Exercise details ▸ Repeat all the data exactly, and where a record holds a picture, leave that picture out.

Data extracts ▸
*-*-*
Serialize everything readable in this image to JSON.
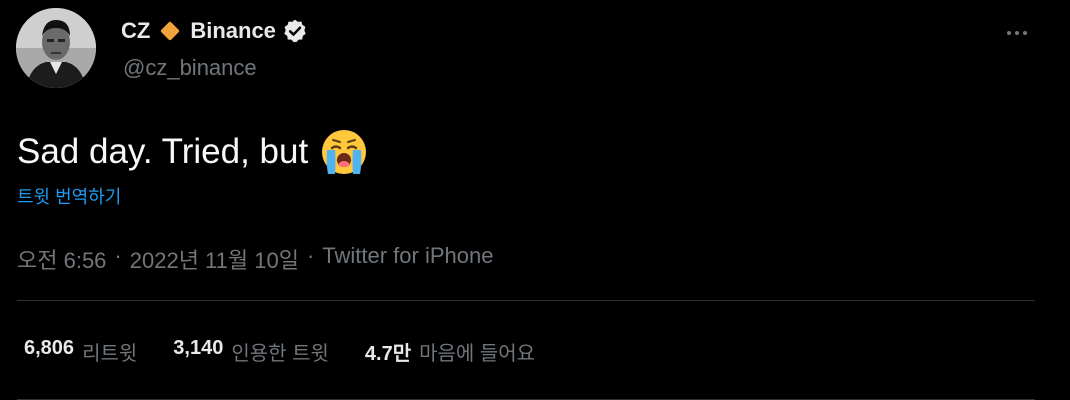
{
  "author": {
    "name": "CZ",
    "org_name": "Binance",
    "handle": "@cz_binance",
    "avatar_icon": "profile-photo",
    "diamond_icon": "orange-diamond-icon",
    "verified_icon": "verified-badge-icon"
  },
  "more_icon": "more-horizontal-icon",
  "tweet": {
    "text": "Sad day. Tried, but",
    "emoji": "loudly-crying-face",
    "translate_label": "트윗 번역하기"
  },
  "meta": {
    "time": "오전 6:56",
    "sep1": "·",
    "date": "2022년 11월 10일",
    "sep2": "·",
    "source": "Twitter for iPhone"
  },
  "stats": {
    "retweets": {
      "value": "6,806",
      "label": "리트윗"
    },
    "quotes": {
      "value": "3,140",
      "label": "인용한 트윗"
    },
    "likes": {
      "value": "4.7만",
      "label": "마음에 들어요"
    }
  },
  "colors": {
    "background": "#000000",
    "text": "#e7e9ea",
    "muted": "#71767b",
    "link": "#1d9bf0",
    "binance": "#f0a23b",
    "divider": "#2f3336"
  }
}
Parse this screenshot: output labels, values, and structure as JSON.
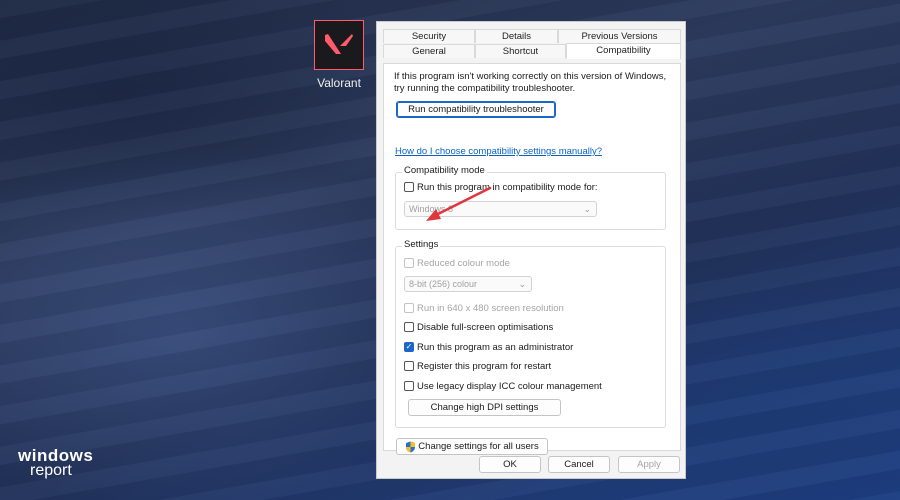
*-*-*
Task output ▸
Serialize everything readable in this image to JSON.
{
  "author": {
    "name": "CZ",
    "org_name": "Binance",
    "handle": "@cz_binance",
    "avatar_icon": "profile-photo",
    "diamond_icon": "orange-diamond-icon",
    "verified_icon": "verified-badge-icon"
  },
  "more_icon": "more-horizontal-icon",
  "tweet": {
    "text": "Sad day. Tried, but",
    "emoji": "loudly-crying-face",
    "translate_label": "트윗 번역하기"
  },
  "meta": {
    "time": "오전 6:56",
    "sep1": "·",
    "date": "2022년 11월 10일",
    "sep2": "·",
    "source": "Twitter for iPhone"
  },
  "stats": {
    "retweets": {
      "value": "6,806",
      "label": "리트윗"
    },
    "quotes": {
      "value": "3,140",
      "label": "인용한 트윗"
    },
    "likes": {
      "value": "4.7만",
      "label": "마음에 들어요"
    }
  },
  "colors": {
    "background": "#000000",
    "text": "#e7e9ea",
    "muted": "#71767b",
    "link": "#1d9bf0",
    "binance": "#f0a23b",
    "divider": "#2f3336"
  }
}
Parse this screenshot: output labels, values, and structure as JSON.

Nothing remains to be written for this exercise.